The household life (gharāvāsa) refers to living in a home with a spouse and children and working to support them and oneself. Throughout the Tipiṭaka, a sharp contrast is drawn between the life of the householder and that of monks and nuns.
The first is described as ‘dusty and confining’ (rajāpatha) while the second is said to be as ‘free as the breeze’ (abbhokāsa, D.I,63). However, this may be too simple a generalization. At the time of the Buddha, monks and nuns had a great deal of freedom but their lives were also hard and insecure.
Most had no permanent places of residence and had to endure ‘cold and heat, hunger and thirst, the bites of gnats and mosquitoes, the wind, the sun and creepy crawlies’ (M.I,10).
And many incidents recorded in the Vinaya show that even monasteries were not free from personal tensions, jealousies and disagreements, sometimes quite serious ones (M.I,321).
By contrast, a householder might have ‘a gable-roofed house, well-plastered inside and out, with secure doors and windows, furnished with a couch spread with a woollen rug, a white cover, embroidered blankets, a costly deer skin, a canopy above and crimson pillows at each end, a lamp burning next to it and two wives to attend to him with all their charms’ (A.I,137).
Despite such domestic cosiness, the average person’s life also had its drawbacks. The ancient Indian social structure meant that within the house a man was always subject to his parents and in society to the stifling demands of the caste system. The situation was worse for women.
They were completely subservient to their mother-in-law and husband and because birth control was either nonexistent or unreliable, they had to endure numerous pregnancies.
The extended family gave great emotional comfort and support but it could also create numerous interpersonal conflicts and make individuality and privacy difficult. Notwithstanding these and other difficulties, the Buddha advised his lay disciples to practise meditation ‘as you go about your business, as you dwell in your home crowded with children’ (A.V,333) and some lay people attained enlightenment while thousands of others attained the stages just preceding enlightenment (M.I,491-92).
So the household life in the 5th century BCE probably was far less conducive to the spiritual quest than the monastic life. But society and family life have changed beyond comparison since then.

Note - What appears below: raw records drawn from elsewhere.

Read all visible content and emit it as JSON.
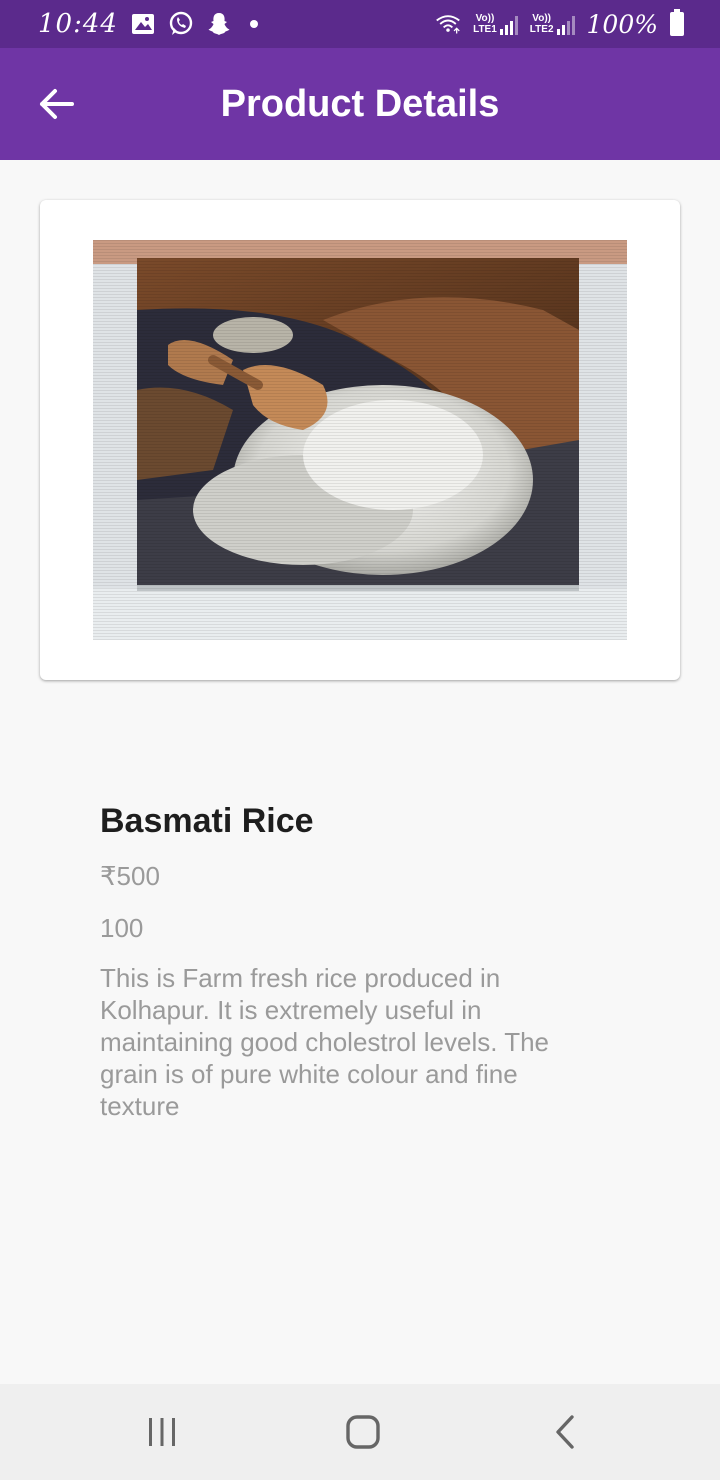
{
  "status_bar": {
    "time": "10:44",
    "sim1_top": "Vo))",
    "sim1_label": "LTE1",
    "sim2_top": "Vo))",
    "sim2_label": "LTE2",
    "battery": "100%",
    "icons": [
      "gallery-icon",
      "whatsapp-icon",
      "snapchat-icon",
      "notification-dot",
      "wifi-icon",
      "signal-icon",
      "battery-icon"
    ]
  },
  "app_bar": {
    "title": "Product Details",
    "back_icon": "arrow-left-icon"
  },
  "product": {
    "image_description_icon": "product-image",
    "name": "Basmati Rice",
    "price": "₹500",
    "quantity": "100",
    "description": "This is Farm fresh rice produced in Kolhapur. It is extremely useful in maintaining good cholestrol levels. The grain is of pure white colour and fine texture"
  },
  "nav_bar": {
    "icons": [
      "recents-icon",
      "home-icon",
      "back-icon"
    ]
  },
  "colors": {
    "status_bar": "#5b2a8c",
    "app_bar": "#6f35a5",
    "background": "#f8f8f8",
    "title_text": "#1e1e1e",
    "secondary_text": "#9a9a9a"
  }
}
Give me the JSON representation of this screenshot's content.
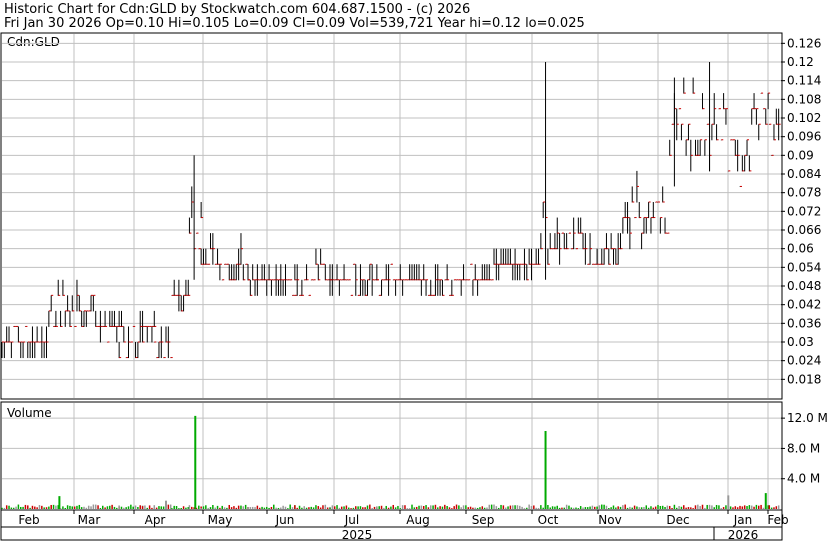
{
  "header": {
    "line1": "Historic Chart for Cdn:GLD by Stockwatch.com 604.687.1500 - (c) 2026",
    "line2": "Fri Jan 30 2026  Op=0.10  Hi=0.105  Lo=0.09  Cl=0.09  Vol=539,721  Year hi=0.12  lo=0.025"
  },
  "price_panel": {
    "label": "Cdn:GLD"
  },
  "volume_panel": {
    "label": "Volume"
  },
  "colors": {
    "up": "#00aa00",
    "down": "#cc0000",
    "neutral": "#999999",
    "grid": "#c0c0c0",
    "bar": "#000000",
    "close_tick": "#cc0000"
  },
  "chart_data": [
    {
      "type": "line",
      "subtype": "ohlc-bars",
      "title": "Historic Chart for Cdn:GLD by Stockwatch.com 604.687.1500 - (c) 2026",
      "ylabel": "",
      "ylim": [
        0.012,
        0.129
      ],
      "y_ticks": [
        0.126,
        0.12,
        0.114,
        0.108,
        0.102,
        0.096,
        0.09,
        0.084,
        0.078,
        0.072,
        0.066,
        0.06,
        0.054,
        0.048,
        0.042,
        0.036,
        0.03,
        0.024,
        0.018
      ],
      "y_axis_side": "right",
      "grid": true,
      "x_months": [
        "Feb",
        "Mar",
        "Apr",
        "May",
        "Jun",
        "Jul",
        "Aug",
        "Sep",
        "Oct",
        "Nov",
        "Dec",
        "Jan",
        "Feb"
      ],
      "x_years": [
        "2025",
        "2026"
      ],
      "period": "Jan 2025 - Jan 30 2026",
      "series": [
        {
          "name": "Cdn:GLD",
          "segments": [
            {
              "from": 0,
              "to": 4,
              "low": 0.025,
              "high": 0.035,
              "base": 0.03
            },
            {
              "from": 4,
              "to": 5,
              "low": 0.025,
              "high": 0.05,
              "base": 0.04
            },
            {
              "from": 5,
              "to": 8,
              "low": 0.035,
              "high": 0.05,
              "base": 0.04
            },
            {
              "from": 8,
              "to": 10,
              "low": 0.03,
              "high": 0.04,
              "base": 0.035
            },
            {
              "from": 10,
              "to": 12,
              "low": 0.025,
              "high": 0.04,
              "base": 0.03
            },
            {
              "from": 12,
              "to": 13,
              "low": 0.03,
              "high": 0.04,
              "base": 0.035
            },
            {
              "from": 13,
              "to": 14.5,
              "low": 0.025,
              "high": 0.04,
              "base": 0.03
            },
            {
              "from": 14.5,
              "to": 16,
              "low": 0.035,
              "high": 0.055,
              "base": 0.045
            },
            {
              "from": 16,
              "to": 17,
              "low": 0.05,
              "high": 0.09,
              "base": 0.065
            },
            {
              "from": 17,
              "to": 21,
              "low": 0.05,
              "high": 0.065,
              "base": 0.055
            },
            {
              "from": 21,
              "to": 25,
              "low": 0.045,
              "high": 0.055,
              "base": 0.05
            },
            {
              "from": 25,
              "to": 28,
              "low": 0.045,
              "high": 0.06,
              "base": 0.05
            },
            {
              "from": 28,
              "to": 32,
              "low": 0.045,
              "high": 0.055,
              "base": 0.05
            },
            {
              "from": 32,
              "to": 35,
              "low": 0.045,
              "high": 0.055,
              "base": 0.05
            },
            {
              "from": 35,
              "to": 39,
              "low": 0.04,
              "high": 0.055,
              "base": 0.048
            },
            {
              "from": 39,
              "to": 42,
              "low": 0.045,
              "high": 0.055,
              "base": 0.05
            },
            {
              "from": 42,
              "to": 46,
              "low": 0.05,
              "high": 0.06,
              "base": 0.055
            },
            {
              "from": 46,
              "to": 47,
              "low": 0.05,
              "high": 0.12,
              "base": 0.065
            },
            {
              "from": 47,
              "to": 50,
              "low": 0.055,
              "high": 0.07,
              "base": 0.062
            },
            {
              "from": 50,
              "to": 53,
              "low": 0.055,
              "high": 0.065,
              "base": 0.058
            },
            {
              "from": 53,
              "to": 57,
              "low": 0.06,
              "high": 0.085,
              "base": 0.072
            },
            {
              "from": 57,
              "to": 60,
              "low": 0.08,
              "high": 0.115,
              "base": 0.1
            },
            {
              "from": 60,
              "to": 62,
              "low": 0.085,
              "high": 0.12,
              "base": 0.1
            },
            {
              "from": 62,
              "to": 64,
              "low": 0.08,
              "high": 0.11,
              "base": 0.09
            },
            {
              "from": 64,
              "to": 65.5,
              "low": 0.09,
              "high": 0.12,
              "base": 0.105
            },
            {
              "from": 65.5,
              "to": 66.5,
              "low": 0.09,
              "high": 0.105,
              "base": 0.095
            }
          ]
        },
        {
          "name": "Volume",
          "ylim": [
            0,
            14000000
          ],
          "y_ticks": [
            12000000,
            8000000,
            4000000
          ],
          "y_tick_labels": [
            "12.0 M",
            "8.0 M",
            "4.0 M"
          ],
          "spikes": [
            {
              "x_pos": 4.9,
              "value": 1700000,
              "color": "up"
            },
            {
              "x_pos": 14.0,
              "value": 1100000,
              "color": "neutral"
            },
            {
              "x_pos": 16.5,
              "value": 12300000,
              "color": "up"
            },
            {
              "x_pos": 46.4,
              "value": 10300000,
              "color": "up"
            },
            {
              "x_pos": 62.0,
              "value": 1800000,
              "color": "neutral"
            },
            {
              "x_pos": 65.2,
              "value": 2100000,
              "color": "up"
            }
          ],
          "baseline_volume": 350000
        }
      ]
    }
  ]
}
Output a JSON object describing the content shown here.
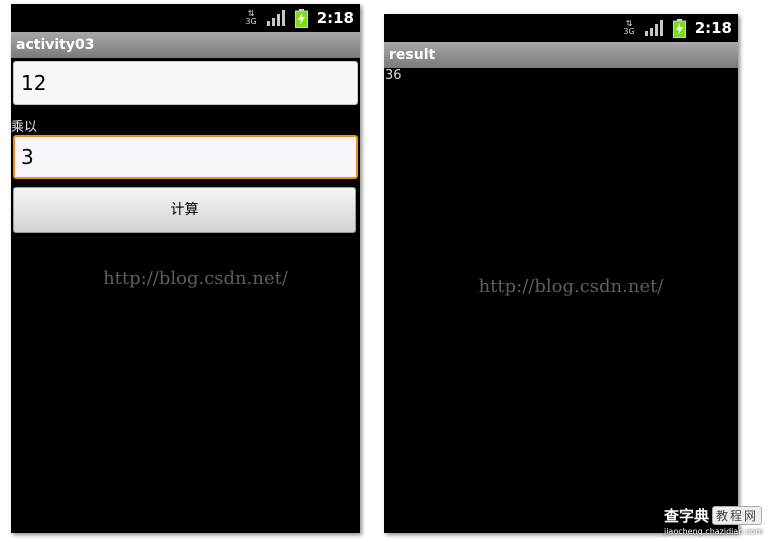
{
  "left_screen": {
    "status": {
      "network": "3G",
      "time": "2:18"
    },
    "title": "activity03",
    "input1_value": "12",
    "multiply_label": "乘以",
    "input2_value": "3",
    "button_label": "计算",
    "watermark": "http://blog.csdn.net/"
  },
  "right_screen": {
    "status": {
      "network": "3G",
      "time": "2:18"
    },
    "title": "result",
    "result_value": "36",
    "watermark": "http://blog.csdn.net/"
  },
  "site_logo": {
    "brand": "查字典",
    "tag": "教程网",
    "url": "jiaocheng.chazidian.com"
  },
  "colors": {
    "focus_border": "#f08d1a",
    "titlebar": "#8f8f8f",
    "battery": "#7bdc1e"
  },
  "icons": [
    "network-3g-icon",
    "signal-icon",
    "battery-charging-icon"
  ]
}
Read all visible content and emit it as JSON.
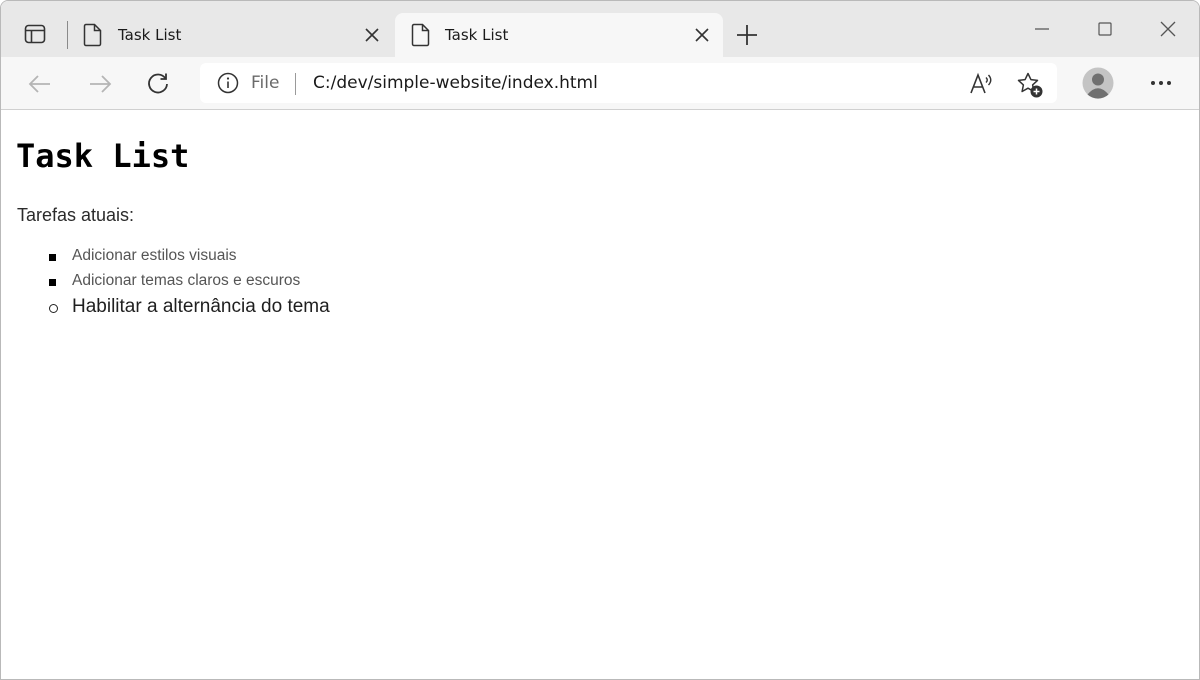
{
  "browser": {
    "tabs": [
      {
        "title": "Task List",
        "active": false
      },
      {
        "title": "Task List",
        "active": true
      }
    ],
    "address": {
      "scheme_label": "File",
      "url": "C:/dev/simple-website/index.html"
    },
    "icons": {
      "tab_actions": "tab-actions-icon",
      "page": "page-icon",
      "close": "close-icon",
      "new_tab": "plus-icon",
      "back": "back-arrow-icon",
      "forward": "forward-arrow-icon",
      "refresh": "refresh-icon",
      "info": "info-icon",
      "read_aloud": "read-aloud-icon",
      "favorites": "add-favorite-icon",
      "profile": "profile-icon",
      "more": "more-icon"
    }
  },
  "page": {
    "title": "Task List",
    "intro": "Tarefas atuais:",
    "tasks": [
      {
        "label": "Adicionar estilos visuais",
        "status": "done"
      },
      {
        "label": "Adicionar temas claros e escuros",
        "status": "done"
      },
      {
        "label": "Habilitar a alternância do tema",
        "status": "pending"
      }
    ]
  }
}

Today, at least in the West, household life (whether married or single) probably offers more freedom, privacy, spare time and opportunities to study and practise than ever before in history.
This being the case, the idea that the Dhamma cannot be fully practised by householders is no longer valid.
And if household life has changed since the Buddha’s time, then monastic life has changed even more.
Today, much of the average monk’s time revolves around pastoral duties: blessing ceremonies, preparing and delivering sermons, conducting funerals, informal counselling, studying for the monastic exams, participating in various festivals, etc. The average abbot spends much of his time trying to find the money to maintain and repair the monastery and pay next month’s power bills.
For some people the biggest hurdle to spiritual growth is not that they are unable to become a monk or nun but their conviction that they cannot grow spiritually unless they become a monk or a nun; an attitude which prevents them from even trying to practise the Dhamma more fully. In reality, the household life is as rich in spiritual opportunities as the monastic life is.
‘But what about sex?’ ‘What about the difficulties in bringing up children?’ some will ask. Sexual desire is a hindrance to the spiritual life but this desire does not necessarily vanish when one puts on a yellow robe. Despite being celibate and committed to meditation, some monks struggle with sexual desire all their lives. Likewise, sex is important for most householders during the early part of their marriage but for some becomes less so as time goes by.
And, of course, some unmarried people and even some who are married, are celibate without making a vow to be.
It is true that bringing up children is challenging and time consuming. But it is equally true that living with children, like living with a partner, offers opportunities to develop some of the most important spiritual qualities.
Being a parent and a partner often requires that we put aside or postpone our wishes for the sake of others and this can help us perfect acceptance and renunciation.
It requires patience, generosity, forgiveness and self-sacrifice. Children and partners can also nourish us with love, companionship, tenderness and emotional support, qualities so essential for psychological well-being and sometimes absent in monasteries.
Ultimately, if a distinction is to be made between people it should not be based on the colour of the clothes but the quality of the mind. The Buddha said: ‘Even though being finely adorned, if one is peaceful, restrained, committed to the holy life and harmless towards all beings, he is a true ascetic, a true priest, a true monk.’ (Dhp.142).
Rohitassa once told the Buddha that he had tried to find ‘the end of the world,’ i.e.
Nirvāṇa, by going, but never succeeded. The Buddha told him the reason for this was because ‘the end of the world’ is not to be found by going anywhere but by looking within (S.I,62). You can ‘look within’ whether you live in a house or a monastery or whether you wear blue jeans or a yellow robe. See Upāsaka and Upāsikā.